  6. Restore your TKLBAM backup to your new v13 production server and follow the steps you documented earlier...
  7. Enjoy! :)
Jeremy Davis's picture

But only under KVM and I haven't really done much with it...

Jeremy Davis's picture

So as such, there will be no TKL v13.0 stable release prior to a Debian Wheezy stable. And last I heard the devs are madly working on a v12.1 release ready to roll out the v13.0 release as soon as they can after Wheezy goes stable.

Jeremy Davis's picture

As of about a week ago, the Debian team announced an anticipated final/stable release of Debain 7.0 aka Wheezy for weekend 4/5 May 2013!

Please note that this date is not 100% firm, but given the history of Debian releases, highly likely. From http://lists.debian.org/debian-devel-announce/2013/04/msg00006.html:

The intention is only to lift the date if something really critical pops up that is not possible to handle as an errata, or if we end up technically unable to release that weekend (e.g. a required machine crashes or d-i explodes in a giant ball of fire).

What this will exactly mean for the expected release date of TKL v13.0 is not completely clear as Alon and Liraz are yet to release the v12.x first and final update (v12.1).

But hopefully we will see TKL v12.1 here  really soon and the guys can refocus their efforts on getting v13.0 final out the door! :)

Jeremy Davis's picture

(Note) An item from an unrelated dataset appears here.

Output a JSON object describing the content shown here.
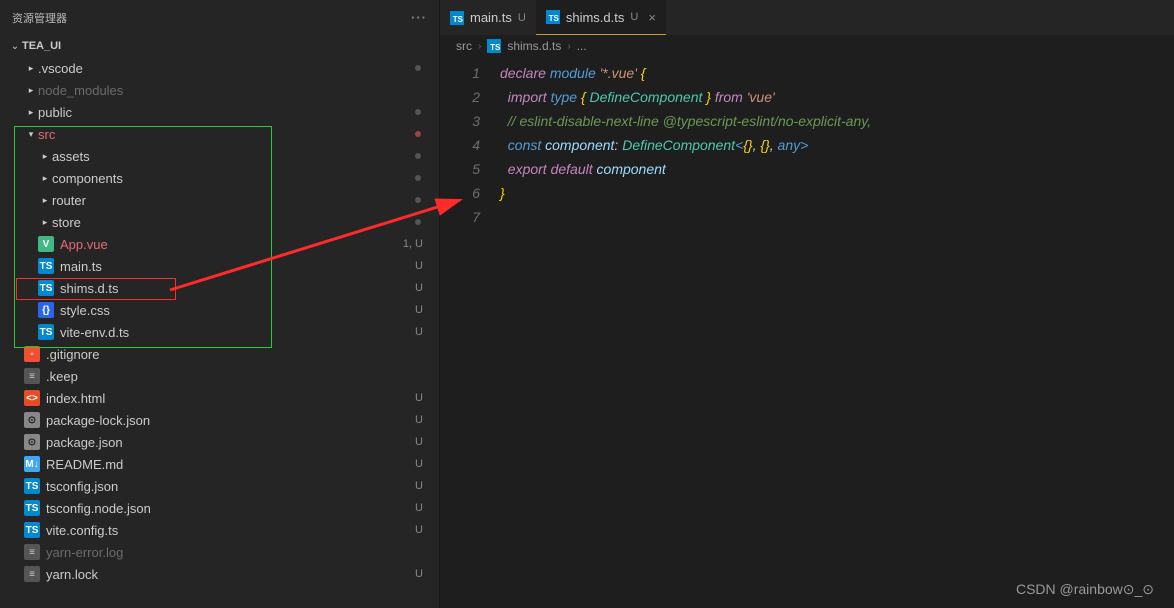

This TKL v13RC is actually built on a Wheezy beta (beta2 IIRC??). As I mentioned above, the guys are working on a v12.1 release ATM and so I doubt we'll see any movement here until that is public (hopefully will be soon though!)